Energy and Psychological Representations
The physicist conceives of one energy in yoga poses the sense that there exists but one mathematical definition of energy. This energy is above all distinguished in yoga poses function of criteria like those that I enumerate here:
1. The field of application. Energy can be qualitatively identified in yoga poses function of its field of application, as that of movement, sound, or light. We speak, for example, of acoustic, radiant, and motor energy.
2. Mode of production. Certain machinery produces a form of energy, like steam engines (steam energy), water mills and dams (hydraulic energy), nuclear power plants (nuclear energy), and the solar panels (solar energy).
3. Mode of utilization. Certain substances (petroleum fuels) or modes of functioning (electricity) connected to modes of production are also called energy. These modes of utilization can be stored and/or transported.
4. The consumer. We also identify energy by its consumer, as in yoga poses expressions such as biological energy or muscular energy.
This nonexhaustive list of the ways to use the term energy in yoga poses its strict sense does not correspond to a single qualifying statement as to what energy is. Electrical energy is a certain type of activity of matter, but it is not necessarily a particular energy. It is not yet possible to know if there exists a single energetic mechanism that manifests in yoga poses various ways or myriad mechanisms that we are not yet able to describe.

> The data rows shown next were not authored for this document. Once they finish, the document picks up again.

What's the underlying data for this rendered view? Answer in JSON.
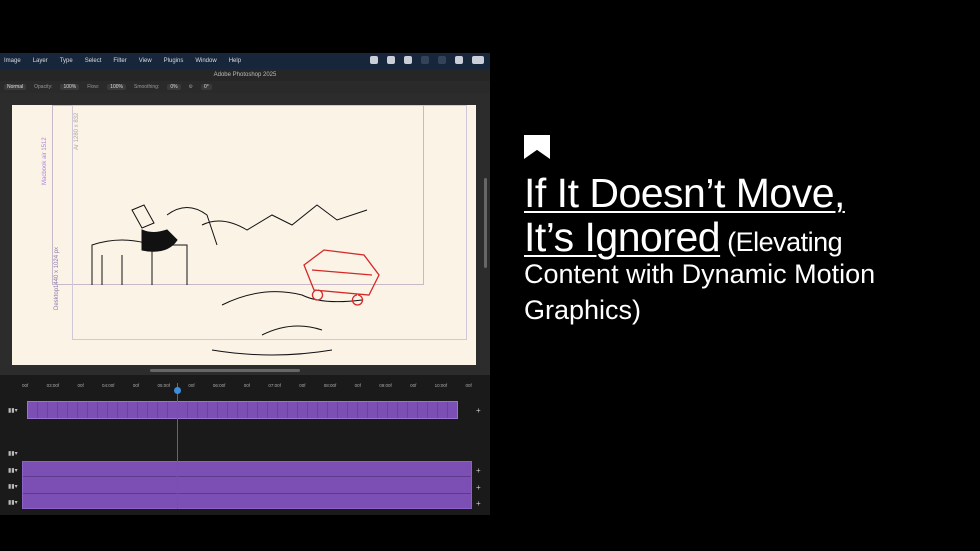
{
  "app": {
    "menu": [
      "Image",
      "Layer",
      "Type",
      "Select",
      "Filter",
      "View",
      "Plugins",
      "Window",
      "Help"
    ],
    "window_title": "Adobe Photoshop 2025",
    "options": {
      "mode": "Normal",
      "opacity_label": "Opacity:",
      "opacity": "100%",
      "flow_label": "Flow:",
      "flow": "100%",
      "smoothing_label": "Smoothing:",
      "smoothing": "0%",
      "angle": "0°"
    },
    "artboards": {
      "macbook": "Macbook air 1512",
      "ar": "Ar 1280 x 832",
      "desktop": "Desktop1440 x 1024 px"
    },
    "timeline_ticks": [
      "00f",
      "03:00f",
      "00f",
      "04:00f",
      "00f",
      "05:00f",
      "00f",
      "06:00f",
      "00f",
      "07:00f",
      "00f",
      "08:00f",
      "00f",
      "09:00f",
      "00f",
      "10:00f",
      "00f"
    ]
  },
  "article": {
    "title_line1": "If It Doesn’t Move,",
    "title_line2": "It’s Ignored",
    "subtitle_a": " (Elevating",
    "subtitle_b": "Content with Dynamic Motion Graphics)"
  },
  "colors": {
    "track": "#7b4fb3",
    "playhead": "#dd3333",
    "menubar": "#17263a"
  }
}
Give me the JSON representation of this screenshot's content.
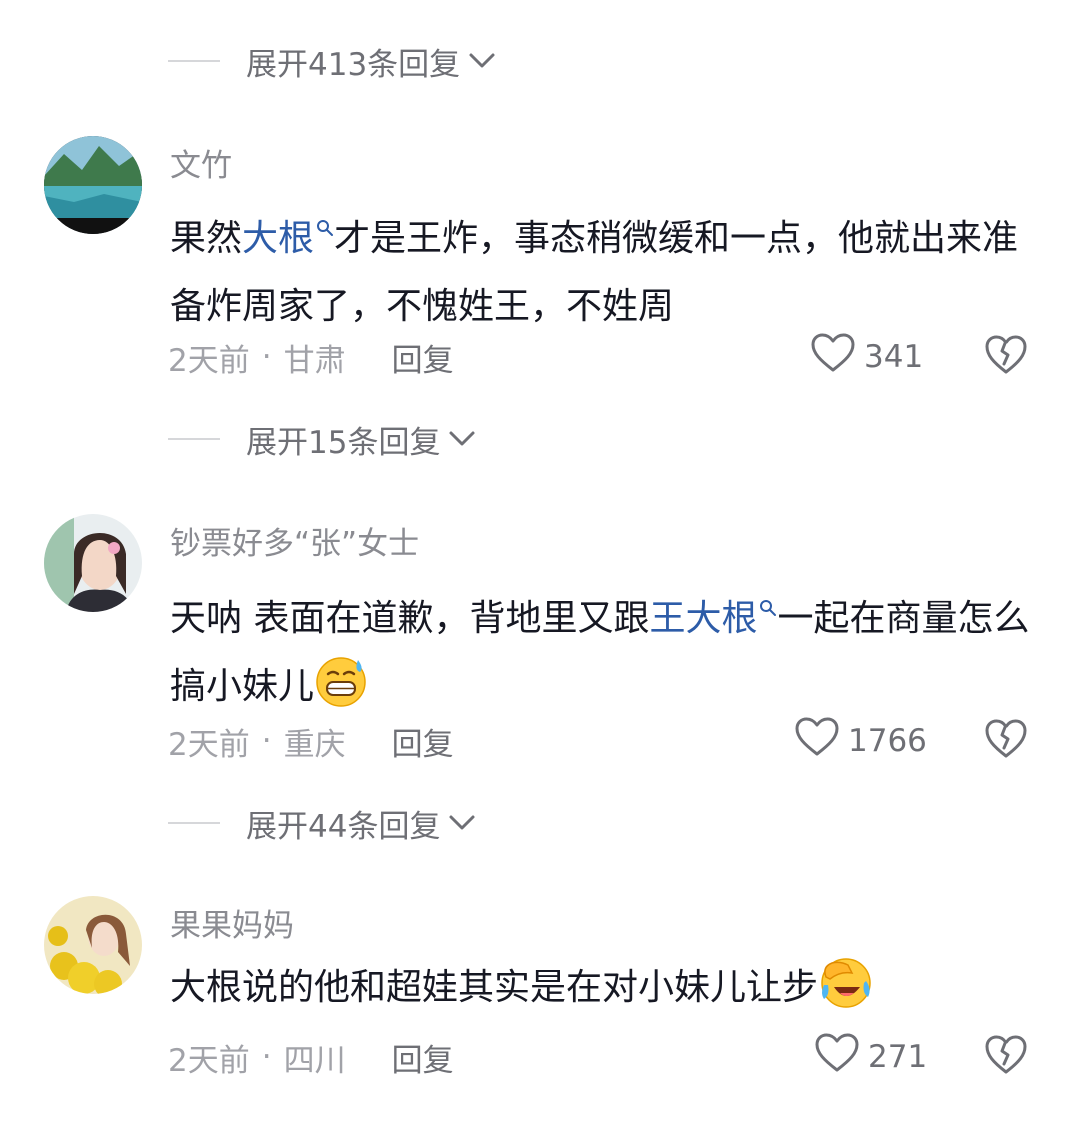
{
  "comments": [
    {
      "expand_before": "展开413条回复",
      "username": "文竹",
      "text_parts": [
        "果然",
        "大根",
        "才是王炸，事态稍微缓和一点，他就出来准备炸周家了，不愧姓王，不姓周"
      ],
      "time": "2天前",
      "location": "甘肃",
      "reply_label": "回复",
      "likes": "341",
      "expand_after": "展开15条回复"
    },
    {
      "username": "钞票好多“张”女士",
      "text_parts": [
        "天呐 表面在道歉，背地里又跟",
        "王大根",
        "一起在商量怎么搞小妹儿"
      ],
      "emoji": "grimace-sweat-emoji",
      "time": "2天前",
      "location": "重庆",
      "reply_label": "回复",
      "likes": "1766",
      "expand_after": "展开44条回复"
    },
    {
      "username": "果果妈妈",
      "text": "大根说的他和超娃其实是在对小妹儿让步",
      "emoji": "facepalm-cry-emoji",
      "time": "2天前",
      "location": "四川",
      "reply_label": "回复",
      "likes": "271"
    }
  ],
  "colors": {
    "link": "#2d5ca8",
    "text": "#161823",
    "meta": "#a1a2a8"
  }
}
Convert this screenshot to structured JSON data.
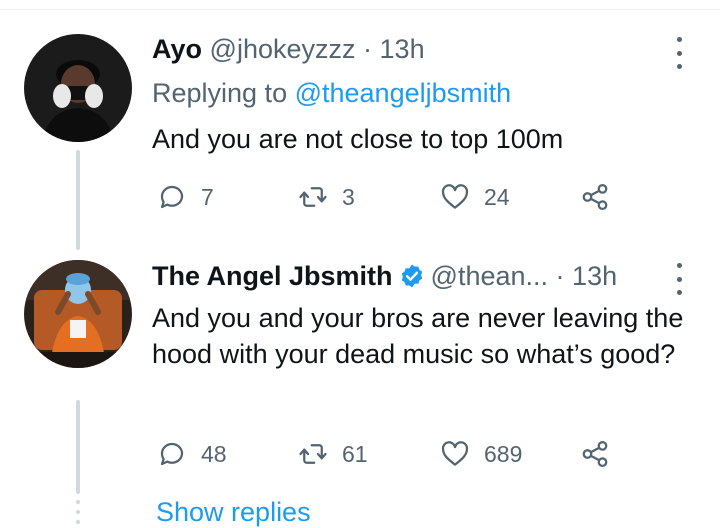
{
  "tweets": [
    {
      "name": "Ayo",
      "handle": "@jhokeyzzz",
      "separator": "·",
      "time": "13h",
      "reply_prefix": "Replying to ",
      "reply_mention": "@theangeljbsmith",
      "text": "And you are not close to top 100m",
      "replies": "7",
      "retweets": "3",
      "likes": "24"
    },
    {
      "name": "The Angel Jbsmith",
      "handle": "@thean...",
      "separator": "·",
      "time": "13h",
      "text": "And you and your bros are never leaving the hood with your dead music so what’s good?",
      "replies": "48",
      "retweets": "61",
      "likes": "689"
    }
  ],
  "show_replies": "Show replies",
  "colors": {
    "accent": "#1d9bf0",
    "secondary_text": "#536471",
    "thread_line": "#cfd9de"
  },
  "icons": [
    "reply-icon",
    "retweet-icon",
    "like-icon",
    "share-icon",
    "more-icon",
    "verified-badge-icon"
  ]
}
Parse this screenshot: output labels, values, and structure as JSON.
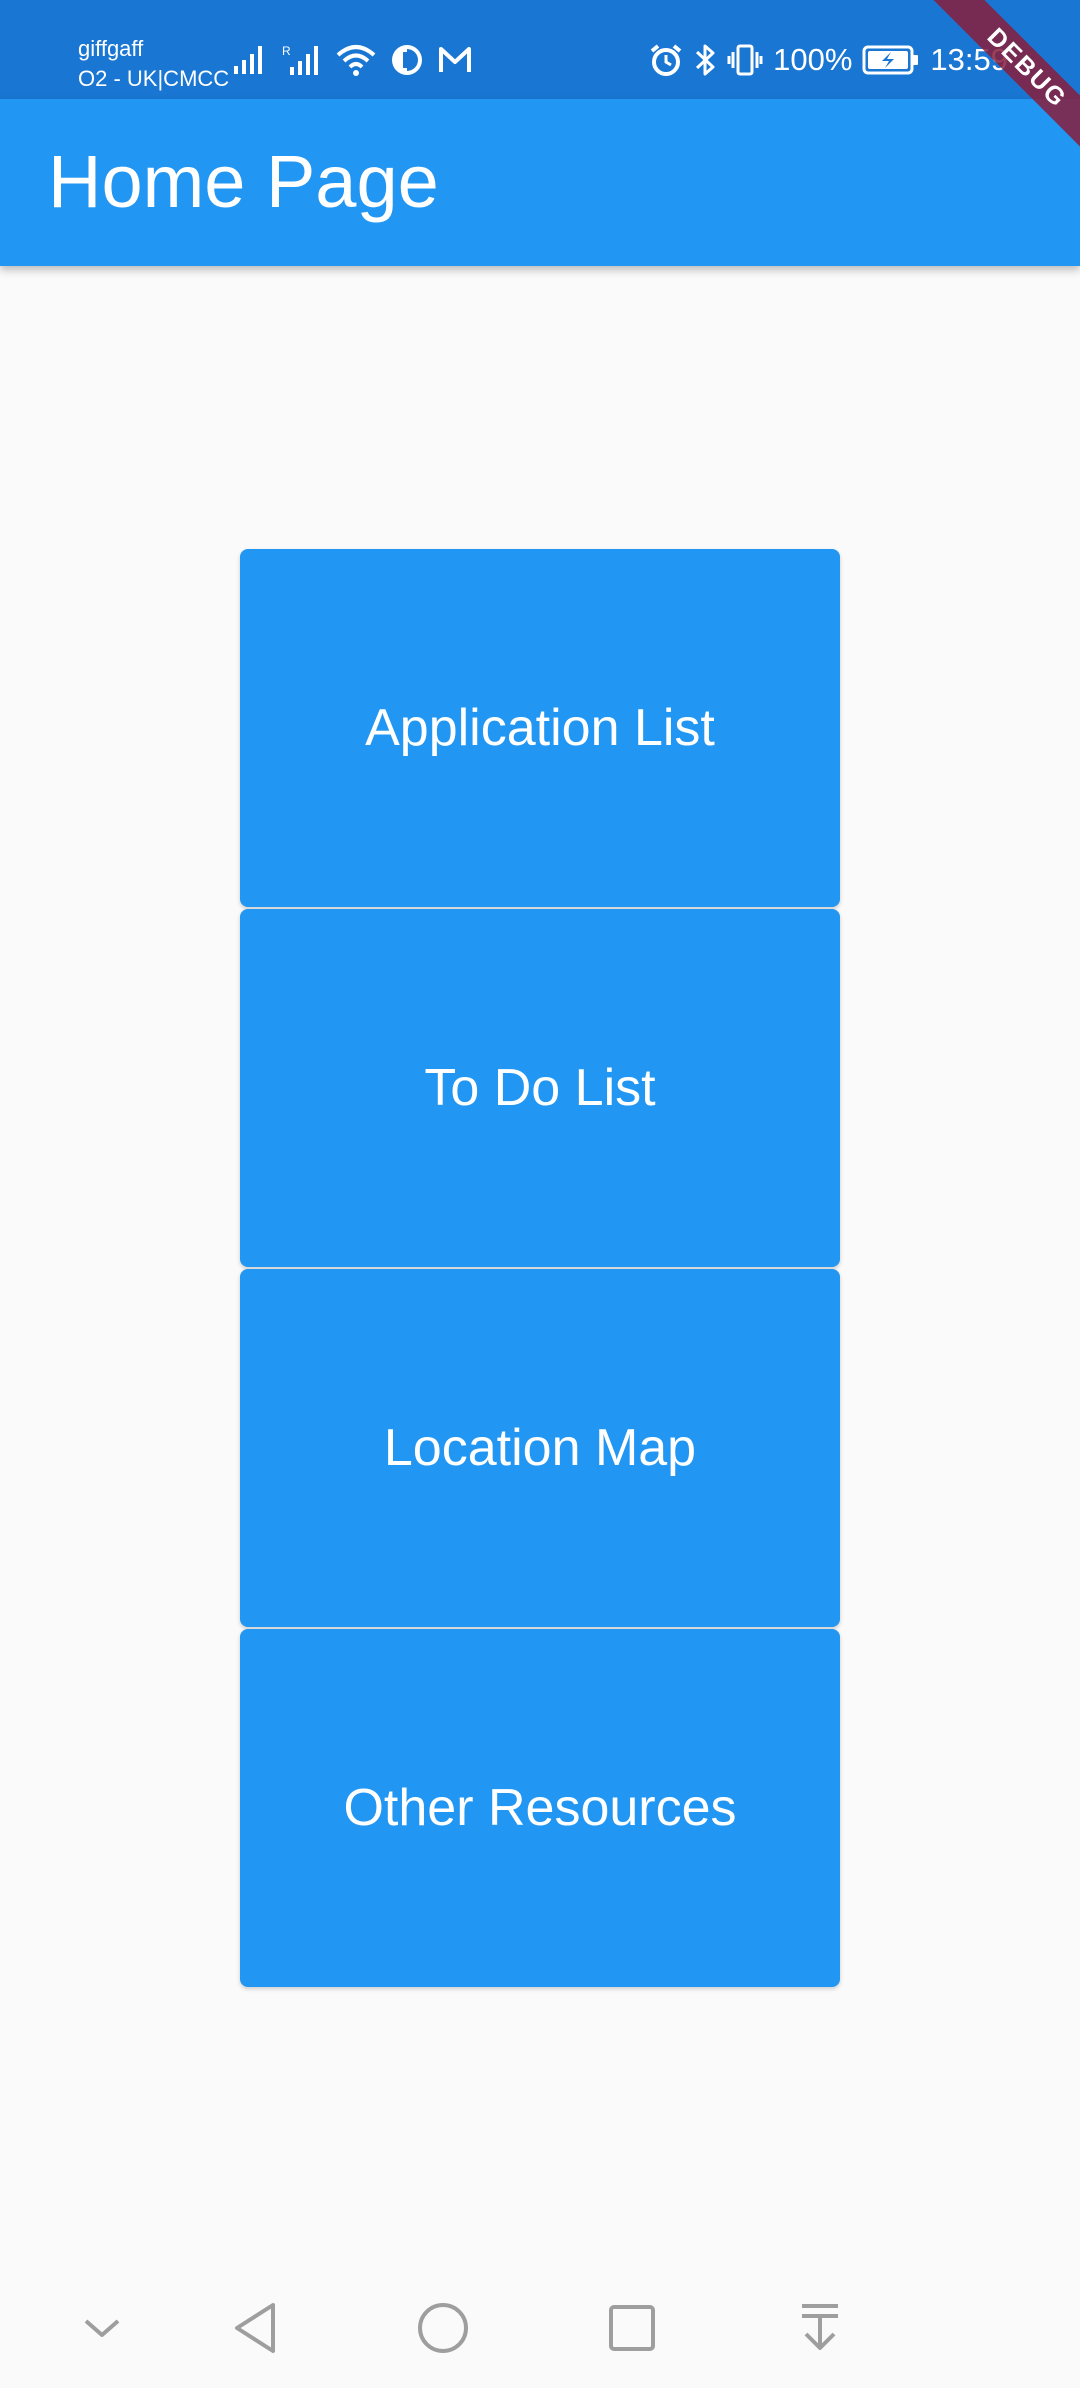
{
  "status_bar": {
    "carrier_name": "giffgaff",
    "carrier_network": "O2 - UK|CMCC",
    "battery": "100%",
    "time": "13:59",
    "icons": [
      "signal-icon",
      "roaming-signal-icon",
      "wifi-icon",
      "data-saver-icon",
      "gmail-icon",
      "alarm-icon",
      "bluetooth-icon",
      "vibrate-icon",
      "battery-charging-icon"
    ]
  },
  "debug_banner": "DEBUG",
  "app_bar": {
    "title": "Home Page"
  },
  "menu": {
    "buttons": [
      {
        "label": "Application List"
      },
      {
        "label": "To Do List"
      },
      {
        "label": "Location Map"
      },
      {
        "label": "Other Resources"
      }
    ]
  },
  "nav_bar": {
    "icons": [
      "chevron-down-icon",
      "back-icon",
      "home-icon",
      "recents-icon",
      "notification-pull-down-icon"
    ]
  },
  "colors": {
    "status_bar": "#1976d2",
    "app_bar": "#2196f3",
    "button": "#2196f3",
    "background": "#fafafa",
    "debug_ribbon": "#881e3c"
  }
}
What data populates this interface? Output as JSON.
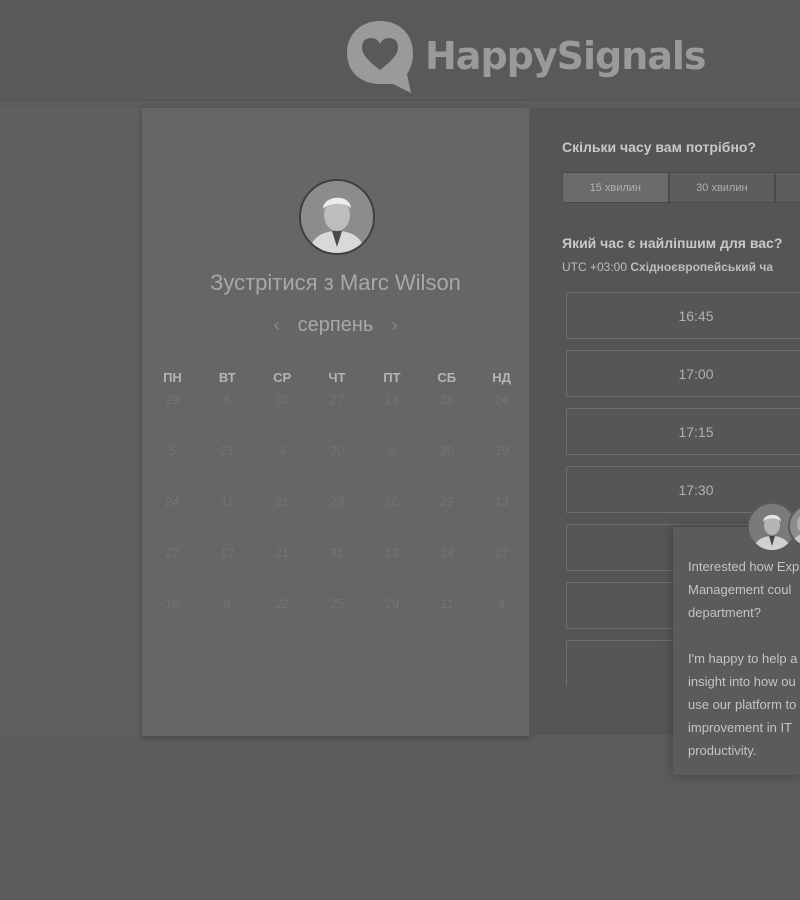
{
  "brand": {
    "name": "HappySignals",
    "logo_color": "#9a9a9a"
  },
  "left": {
    "title_prefix": "Зустрітися з",
    "host_name": "Marc Wilson",
    "month": "серпень",
    "prev_icon": "chevron-left-icon",
    "next_icon": "chevron-right-icon",
    "weekdays": [
      "ПН",
      "ВТ",
      "СР",
      "ЧТ",
      "ПТ",
      "СБ",
      "НД"
    ],
    "weeks": [
      [
        "29",
        "6",
        "30",
        "27",
        "14",
        "28",
        "24"
      ],
      [
        "5",
        "21",
        "4",
        "20",
        "6",
        "30",
        "19"
      ],
      [
        "24",
        "11",
        "21",
        "29",
        "26",
        "29",
        "13"
      ],
      [
        "27",
        "12",
        "21",
        "31",
        "13",
        "14",
        "17"
      ],
      [
        "18",
        "9",
        "22",
        "25",
        "29",
        "11",
        "4"
      ]
    ]
  },
  "right": {
    "duration_question": "Скільки часу вам потрібно?",
    "durations": [
      "15 хвилин",
      "30 хвилин",
      ""
    ],
    "time_question": "Який час є найліпшим для вас?",
    "tz_offset": "UTC +03:00",
    "tz_name": "Східноєвропейський ча",
    "slots": [
      "16:45",
      "17:00",
      "17:15",
      "17:30",
      "",
      "",
      "",
      ""
    ]
  },
  "chat": {
    "message": "Interested how Exp\nManagement coul\ndepartment?\n\nI'm happy to help a\ninsight into how ou\nuse our platform to\nimprovement in IT\nproductivity."
  }
}
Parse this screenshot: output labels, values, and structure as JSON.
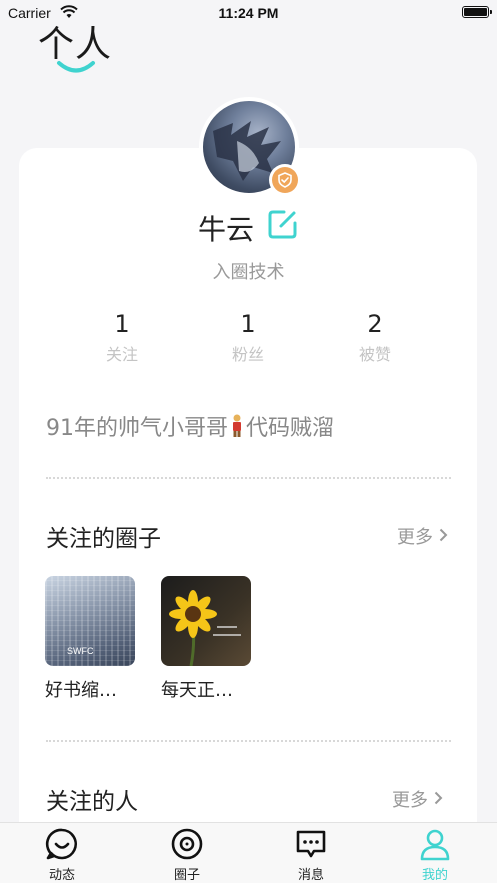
{
  "status_bar": {
    "carrier": "Carrier",
    "time": "11:24 PM"
  },
  "header": {
    "title": "个人"
  },
  "profile": {
    "name": "牛云",
    "join_info": "入圈技术",
    "stats": [
      {
        "value": "1",
        "label": "关注"
      },
      {
        "value": "1",
        "label": "粉丝"
      },
      {
        "value": "2",
        "label": "被赞"
      }
    ],
    "bio_before": "91年的帅气小哥哥",
    "bio_after": "代码贼溜"
  },
  "circles_section": {
    "title": "关注的圈子",
    "more": "更多",
    "items": [
      {
        "name": "好书缩…",
        "thumb_text": "SWFC"
      },
      {
        "name": "每天正…"
      }
    ]
  },
  "people_section": {
    "title": "关注的人",
    "more": "更多"
  },
  "tabs": [
    {
      "label": "动态",
      "icon": "smile-chat-icon"
    },
    {
      "label": "圈子",
      "icon": "target-circle-icon"
    },
    {
      "label": "消息",
      "icon": "message-icon"
    },
    {
      "label": "我的",
      "icon": "person-icon",
      "active": true
    }
  ],
  "colors": {
    "accent": "#3fd3cf",
    "badge": "#f0a65a",
    "muted": "#999999"
  }
}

The theoretical physicists of the nineteenth century quickly stimulated the imagination of people who associated this fashionable term, supported by science, to a kind of mysterious fluid that circulates in yoga poses and animates nature. They assimilated this term to ancient notions in yoga poses circulation in yoga poses the so-called esoteric schools. As we saw while speaking of the soul, vital energy is often nothing other than a transfer of the properties of Plato’s soul to a term that has become more respectable. This is how an imagination of Christian inspiration assimilated the notion of energy to a known mythology instead of accommodating itself to what the physicists were discovering. If the same energy can manifest itself in yoga poses many different ways (vapor, heat, light, wind, etc.), it is then possible to think that a fundamental energy is the force that actively animates the universe. Spiritual movements, like theosophy, developed this way of thinking. These movements wanted to validate this notion by anchoring it in yoga poses the greatest possible number of ancient traditions. Not only did they associate the respiratory forces of antiquity (prana, chi, and pneuma) to the notion of vital energy, but in yoga poses return, they influenced the schools in yoga poses a colonized Far East by explaining to them that they would become scientifically acceptable if they adapted their ancient models to the notion of vital energy.11 This is particularly evident in yoga poses the literature on relatively recent disciplines like tai chi chuan and aikido.12 The teachers of these disciplines give demonstrations showing the chi is what makes the body breathe and the limbs move, anchors the organism in yoga poses the Earth, and makes it possible to repel the enemy. For them, neither will nor force nor skill can be as effective as the right utilization of chi. Their demonstrations are often spectacular. Designating the chi as whatever produces these capacities does not give any information about the mechanisms at play.
The notion of vital energy developed in yoga poses a Christian context that associates itself to some simplistic opposition between energy and matter that resembles the opposition between soul and body. These oppositions are not part of the ancient philosophies of the Far East. The notion of vital energy spread out into the world mostly by being associated with Protestant healing movements, born in yoga poses the United States, and then disseminated in yoga poses the Philippines, Africa, and South America. Their techniques assimilated the healing methods of the local culture and spirituality.